You will need to let your child's doctor know if your child has ever had a reaction to any contrast dye, or if he or she is allergic to iodine. The risk of a serious allergic reaction to contrast materials containing iodine is rare, and radiology departments are equipped to handle them. A reported seafood allergy is not considered to be a contraindication for iodinated contrast. If your teenage daughter is pregnant or could be pregnant, you should notify the doctor prior to the procedure.
Children may receive a mild sedative before the procedure to make them feel more comfortable, and to help them to remain still and quiet during the procedure, which may last 5 to 10 minutes.
Parents may be able to stay with their child in the CT scan room until he or she becomes sleepy, but are usually asked to wait in another area during the procedure to avoid exposure to unnecessary radiation.
The CT scanner is located in a large room. Your child lies on a narrow table that slides into a doughnut-shaped hole that’s part of the CT scanner.
Your child may have an intravenous (IV) line for contrast medication. The contrast medication may be injected prior to the procedure or during the procedure.
The CT technologist will be in an adjacent room where the equipment controls are located. However, they will be able to see your child through a large window and will be monitoring him or her constantly during the procedure. If your child is not sedated, he or she will be given a call bell device to let the staff know if he or she needs anything during the procedure. Speakers are located inside the scanner so that your child can hear instructions from the CT staff and they can hear your child respond.
Once the procedure begins, your child will need to remain very still at all times so that movement will not adversely affect the quality of the images. At intervals, he or she will be instructed to hold his or her breath, if possible, for a few seconds. He or she will then be told when to breathe. Your child should not have to hold his or her breath for longer than a few seconds, so this should not be uncomfortable. Young children who cannot hold still for the procedure will be given medication to help them relax or sleep during the CT scan.
If the CT scan is being done "with and without contrast," your child will receive contrast medication through an IV about halfway through the procedure. He or she may feel warm or flushed just after the dye goes into the vein. This is a normal feeling and it will go away shortly.
Once the procedure is finished, the table will slide out of the scanner. If your child received medication for relaxation or sleep, he or she will be monitored until the medication wears off and he or she is awake again. If an IV was inserted, it will be taken out after the procedure is over and your child is awake.
You may be asked to wait for a short time while the radiologist reviews the scans to make sure they are clear and complete. If the scans are not sufficient to obtain adequate information, additional scanning may be done.
The test normally takes approximately 5 to 10 minutes, but you should plan on spending 30-60 minutes at the testing facility.
Without sedation, your child should be able to resume normal activities immediately, unless your child's doctor instructs you otherwise.
With sedation, your child may feel groggy, tired, or sleepy for a period of several hours after the procedure.

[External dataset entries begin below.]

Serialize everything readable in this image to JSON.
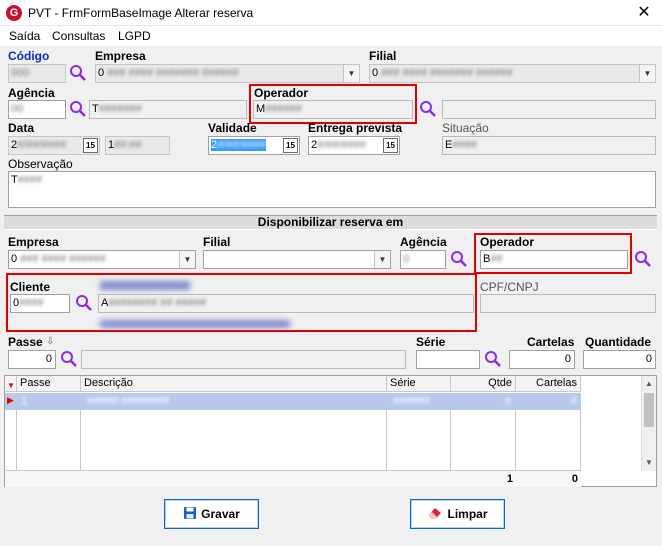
{
  "window": {
    "title": "PVT - FrmFormBaseImage Alterar reserva",
    "app_icon_letter": "G",
    "close_glyph": "✕"
  },
  "menu": [
    "Saída",
    "Consultas",
    "LGPD"
  ],
  "top": {
    "codigo_label": "Código",
    "empresa_label": "Empresa",
    "empresa_value": "0",
    "filial_label": "Filial",
    "filial_value": "0",
    "agencia_label": "Agência",
    "agencia_name": "T",
    "operador_label": "Operador",
    "operador_value": "M",
    "data_label": "Data",
    "data_value": "2",
    "data_time": "1",
    "validade_label": "Validade",
    "validade_value": "2",
    "entrega_label": "Entrega prevista",
    "entrega_value": "2",
    "situacao_label": "Situação",
    "situacao_value": "E",
    "observacao_label": "Observação",
    "observacao_value": "T",
    "cal_glyph": "15"
  },
  "section": {
    "title": "Disponibilizar reserva em"
  },
  "dest": {
    "empresa_label": "Empresa",
    "empresa_value": "0",
    "filial_label": "Filial",
    "agencia_label": "Agência",
    "operador_label": "Operador",
    "operador_value": "B",
    "cliente_label": "Cliente",
    "cliente_value": "0",
    "cliente_name": "A",
    "cpf_label": "CPF/CNPJ",
    "passe_label": "Passe",
    "passe_value": "0",
    "serie_label": "Série",
    "cartelas_label": "Cartelas",
    "cartelas_value": "0",
    "quantidade_label": "Quantidade",
    "quantidade_value": "0"
  },
  "grid": {
    "columns": [
      "Passe",
      "Descrição",
      "Série",
      "Qtde",
      "Cartelas"
    ],
    "rows": [
      {
        "passe": "1",
        "descricao": "",
        "serie": "",
        "qtde": "",
        "cartelas": ""
      }
    ],
    "totals": {
      "qtde": "1",
      "cartelas": "0"
    }
  },
  "buttons": {
    "gravar": "Gravar",
    "limpar": "Limpar"
  },
  "colors": {
    "highlight_red": "#e00000",
    "label_blue": "#0a2bb8",
    "search_purple": "#8a2be2",
    "selection_blue": "#3399ff"
  }
}
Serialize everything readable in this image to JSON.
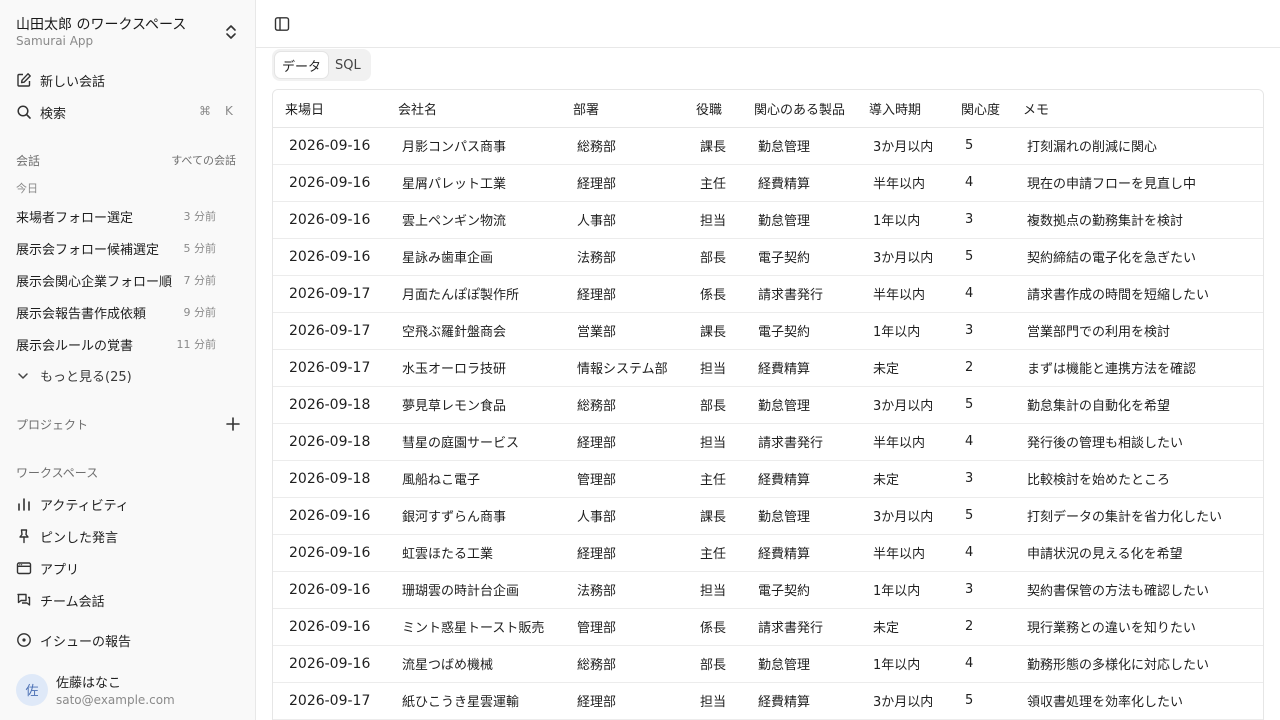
{
  "sidebar": {
    "workspace_title": "山田太郎 のワークスペース",
    "workspace_subtitle": "Samurai App",
    "new_chat": "新しい会話",
    "search": "検索",
    "search_kbd_cmd": "⌘",
    "search_kbd_key": "K",
    "conversations_label": "会話",
    "all_conversations": "すべての会話",
    "today_label": "今日",
    "conversations": [
      {
        "title": "来場者フォロー選定",
        "time": "3 分前"
      },
      {
        "title": "展示会フォロー候補選定",
        "time": "5 分前"
      },
      {
        "title": "展示会関心企業フォロー順",
        "time": "7 分前"
      },
      {
        "title": "展示会報告書作成依頼",
        "time": "9 分前"
      },
      {
        "title": "展示会ルールの覚書",
        "time": "11 分前"
      }
    ],
    "more": "もっと見る(25)",
    "projects_label": "プロジェクト",
    "workspace_label": "ワークスペース",
    "workspace_items": [
      "アクティビティ",
      "ピンした発言",
      "アプリ",
      "チーム会話"
    ],
    "report_issue": "イシューの報告",
    "user": {
      "initial": "佐",
      "name": "佐藤はなこ",
      "email": "sato@example.com"
    }
  },
  "main": {
    "tabs": [
      {
        "label": "データ"
      },
      {
        "label": "SQL"
      }
    ],
    "table": {
      "columns": [
        "来場日",
        "会社名",
        "部署",
        "役職",
        "関心のある製品",
        "導入時期",
        "関心度",
        "メモ"
      ],
      "rows": [
        [
          "2026-09-16",
          "月影コンパス商事",
          "総務部",
          "課長",
          "勤怠管理",
          "3か月以内",
          "5",
          "打刻漏れの削減に関心"
        ],
        [
          "2026-09-16",
          "星屑パレット工業",
          "経理部",
          "主任",
          "経費精算",
          "半年以内",
          "4",
          "現在の申請フローを見直し中"
        ],
        [
          "2026-09-16",
          "雲上ペンギン物流",
          "人事部",
          "担当",
          "勤怠管理",
          "1年以内",
          "3",
          "複数拠点の勤務集計を検討"
        ],
        [
          "2026-09-16",
          "星詠み歯車企画",
          "法務部",
          "部長",
          "電子契約",
          "3か月以内",
          "5",
          "契約締結の電子化を急ぎたい"
        ],
        [
          "2026-09-17",
          "月面たんぽぽ製作所",
          "経理部",
          "係長",
          "請求書発行",
          "半年以内",
          "4",
          "請求書作成の時間を短縮したい"
        ],
        [
          "2026-09-17",
          "空飛ぶ羅針盤商会",
          "営業部",
          "課長",
          "電子契約",
          "1年以内",
          "3",
          "営業部門での利用を検討"
        ],
        [
          "2026-09-17",
          "水玉オーロラ技研",
          "情報システム部",
          "担当",
          "経費精算",
          "未定",
          "2",
          "まずは機能と連携方法を確認"
        ],
        [
          "2026-09-18",
          "夢見草レモン食品",
          "総務部",
          "部長",
          "勤怠管理",
          "3か月以内",
          "5",
          "勤怠集計の自動化を希望"
        ],
        [
          "2026-09-18",
          "彗星の庭園サービス",
          "経理部",
          "担当",
          "請求書発行",
          "半年以内",
          "4",
          "発行後の管理も相談したい"
        ],
        [
          "2026-09-18",
          "風船ねこ電子",
          "管理部",
          "主任",
          "経費精算",
          "未定",
          "3",
          "比較検討を始めたところ"
        ],
        [
          "2026-09-16",
          "銀河すずらん商事",
          "人事部",
          "課長",
          "勤怠管理",
          "3か月以内",
          "5",
          "打刻データの集計を省力化したい"
        ],
        [
          "2026-09-16",
          "虹雲ほたる工業",
          "経理部",
          "主任",
          "経費精算",
          "半年以内",
          "4",
          "申請状況の見える化を希望"
        ],
        [
          "2026-09-16",
          "珊瑚雲の時計台企画",
          "法務部",
          "担当",
          "電子契約",
          "1年以内",
          "3",
          "契約書保管の方法も確認したい"
        ],
        [
          "2026-09-16",
          "ミント惑星トースト販売",
          "管理部",
          "係長",
          "請求書発行",
          "未定",
          "2",
          "現行業務との違いを知りたい"
        ],
        [
          "2026-09-16",
          "流星つばめ機械",
          "総務部",
          "部長",
          "勤怠管理",
          "1年以内",
          "4",
          "勤務形態の多様化に対応したい"
        ],
        [
          "2026-09-17",
          "紙ひこうき星雲運輸",
          "経理部",
          "担当",
          "経費精算",
          "3か月以内",
          "5",
          "領収書処理を効率化したい"
        ]
      ]
    }
  }
}
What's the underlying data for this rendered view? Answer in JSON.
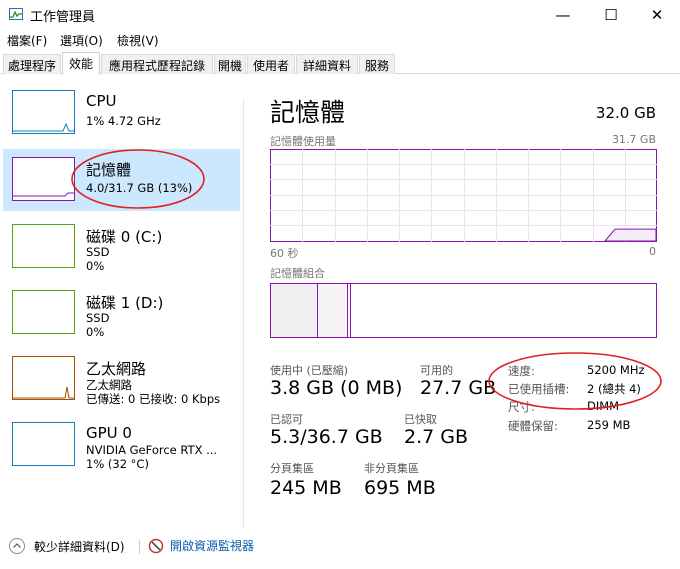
{
  "window": {
    "title": "工作管理員",
    "minimize": "—",
    "maximize": "☐",
    "close": "✕"
  },
  "menu": [
    "檔案(F)",
    "選項(O)",
    "檢視(V)"
  ],
  "tabs": [
    "處理程序",
    "效能",
    "應用程式歷程記錄",
    "開機",
    "使用者",
    "詳細資料",
    "服務"
  ],
  "sidebar": [
    {
      "name": "CPU",
      "line1": "1%  4.72 GHz",
      "line2": "",
      "color": "#117dbb"
    },
    {
      "name": "記憶體",
      "line1": "4.0/31.7 GB (13%)",
      "line2": "",
      "color": "#8b12ae"
    },
    {
      "name": "磁碟 0 (C:)",
      "line1": "SSD",
      "line2": "0%",
      "color": "#4da60c"
    },
    {
      "name": "磁碟 1 (D:)",
      "line1": "SSD",
      "line2": "0%",
      "color": "#4da60c"
    },
    {
      "name": "乙太網路",
      "line1": "乙太網路",
      "line2": "已傳送: 0 已接收: 0 Kbps",
      "color": "#a74f01"
    },
    {
      "name": "GPU 0",
      "line1": "NVIDIA GeForce RTX ...",
      "line2": "1%  (32 °C)",
      "color": "#117dbb"
    }
  ],
  "main": {
    "title": "記憶體",
    "total": "32.0 GB",
    "usage_label": "記憶體使用量",
    "usage_max": "31.7 GB",
    "time_left": "60 秒",
    "time_right": "0",
    "composition_label": "記憶體組合",
    "usage_fraction": 0.13,
    "accent": "#8b12ae"
  },
  "stats": {
    "in_use_label": "使用中 (已壓縮)",
    "in_use_value": "3.8 GB (0 MB)",
    "available_label": "可用的",
    "available_value": "27.7 GB",
    "committed_label": "已認可",
    "committed_value": "5.3/36.7 GB",
    "cached_label": "已快取",
    "cached_value": "2.7 GB",
    "paged_label": "分頁集區",
    "paged_value": "245 MB",
    "nonpaged_label": "非分頁集區",
    "nonpaged_value": "695 MB"
  },
  "details": [
    {
      "label": "速度:",
      "value": "5200 MHz"
    },
    {
      "label": "已使用插槽:",
      "value": "2 (總共 4)"
    },
    {
      "label": "尺寸:",
      "value": "DIMM"
    },
    {
      "label": "硬體保留:",
      "value": "259 MB"
    }
  ],
  "footer": {
    "fewer_details": "較少詳細資料(D)",
    "resource_monitor": "開啟資源監視器"
  }
}
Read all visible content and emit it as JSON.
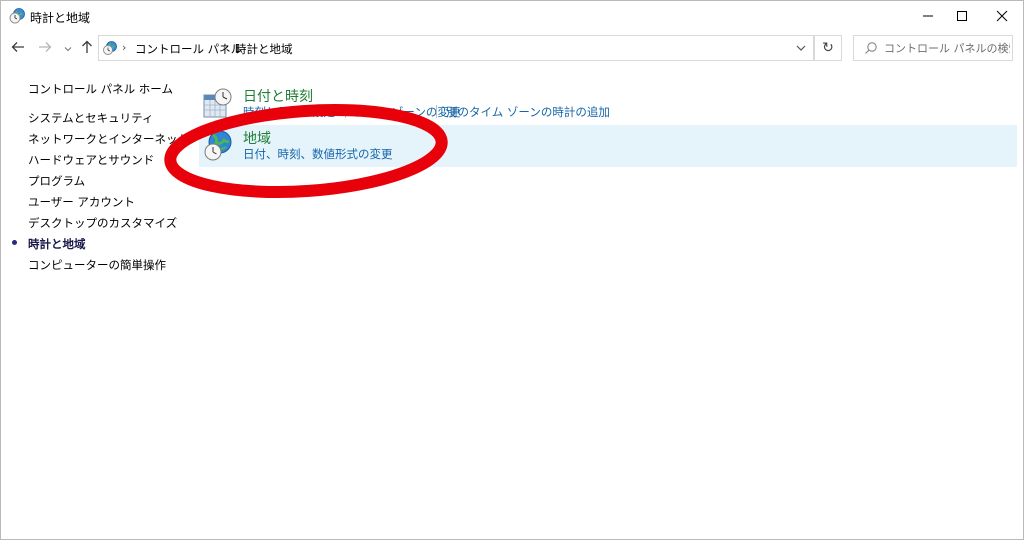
{
  "window": {
    "title": "時計と地域"
  },
  "address": {
    "crumbs": [
      "コントロール パネル",
      "時計と地域"
    ],
    "refresh_icon": "↻"
  },
  "search": {
    "placeholder": "コントロール パネルの検索"
  },
  "sidebar": {
    "home_label": "コントロール パネル ホーム",
    "items": [
      {
        "label": "システムとセキュリティ"
      },
      {
        "label": "ネットワークとインターネット"
      },
      {
        "label": "ハードウェアとサウンド"
      },
      {
        "label": "プログラム"
      },
      {
        "label": "ユーザー アカウント"
      },
      {
        "label": "デスクトップのカスタマイズ"
      },
      {
        "label": "時計と地域",
        "current": true
      },
      {
        "label": "コンピューターの簡単操作"
      }
    ]
  },
  "categories": {
    "datetime": {
      "title": "日付と時刻",
      "links": [
        "時刻と日付の設定",
        "タイム ゾーンの変更",
        "別のタイム ゾーンの時計の追加"
      ]
    },
    "region": {
      "title": "地域",
      "links": [
        "日付、時刻、数値形式の変更"
      ]
    }
  },
  "icons": {
    "title": "clock-globe-icon",
    "back": "arrow-left-icon",
    "forward": "arrow-right-icon",
    "recent": "chevron-down-icon",
    "up": "arrow-up-icon",
    "search": "search-icon",
    "datetime": "calendar-clock-icon",
    "region": "globe-clock-icon"
  },
  "colors": {
    "category_title": "#1e7e34",
    "link": "#1565a8",
    "hover_bg": "#e5f3fb",
    "annotation": "#e8000b"
  }
}
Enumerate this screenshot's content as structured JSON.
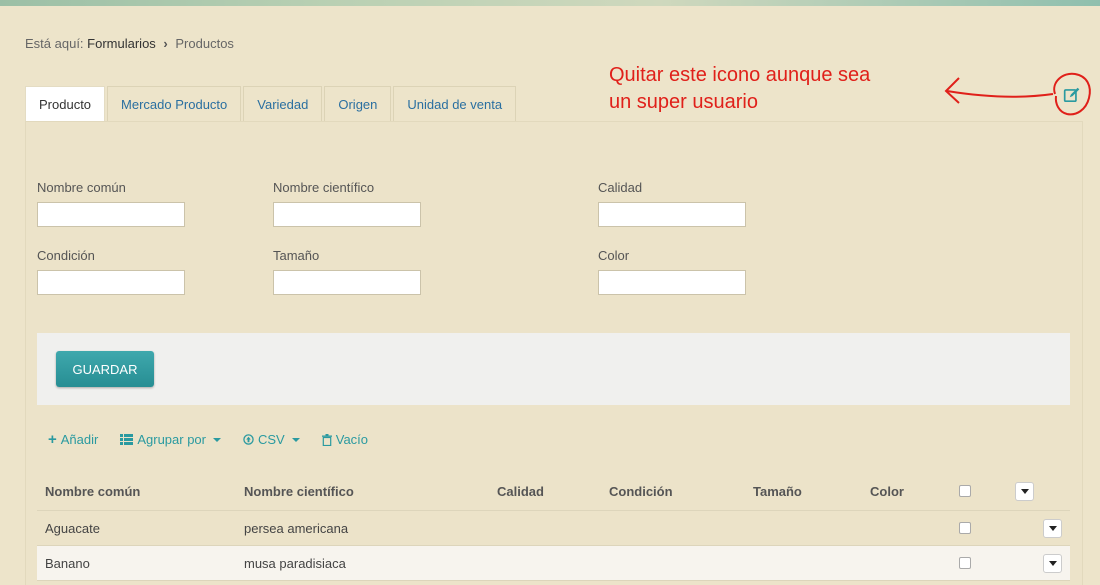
{
  "breadcrumb": {
    "prefix": "Está aquí:",
    "items": [
      "Formularios",
      "Productos"
    ]
  },
  "annotation": {
    "line1": "Quitar este icono aunque sea",
    "line2": "un super usuario",
    "color": "#e0201a"
  },
  "tabs": [
    "Producto",
    "Mercado Producto",
    "Variedad",
    "Origen",
    "Unidad de venta"
  ],
  "form": {
    "fields": [
      {
        "label": "Nombre común",
        "value": ""
      },
      {
        "label": "Nombre científico",
        "value": ""
      },
      {
        "label": "Calidad",
        "value": ""
      },
      {
        "label": "Condición",
        "value": ""
      },
      {
        "label": "Tamaño",
        "value": ""
      },
      {
        "label": "Color",
        "value": ""
      }
    ],
    "save_label": "GUARDAR"
  },
  "toolbar": {
    "add": "Añadir",
    "group": "Agrupar por",
    "csv": "CSV",
    "empty": "Vacío"
  },
  "table": {
    "headers": [
      "Nombre común",
      "Nombre científico",
      "Calidad",
      "Condición",
      "Tamaño",
      "Color"
    ],
    "rows": [
      [
        "Aguacate",
        "persea americana",
        "",
        "",
        "",
        ""
      ],
      [
        "Banano",
        "musa paradisiaca",
        "",
        "",
        "",
        ""
      ]
    ]
  },
  "colors": {
    "accent": "#2a9aa0",
    "background": "#ede4ca",
    "link": "#2a6fa0"
  }
}
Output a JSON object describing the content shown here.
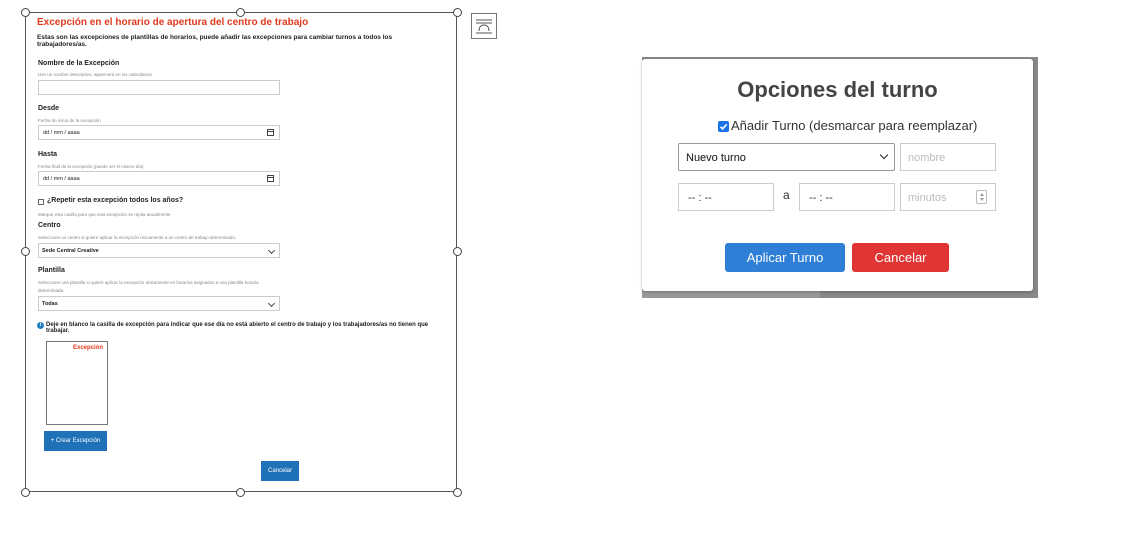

However, the sedation effects should disappear within a day or so.
Depending on the results of the CT scan, additional tests or procedures may be scheduled to gather further diagnostic information.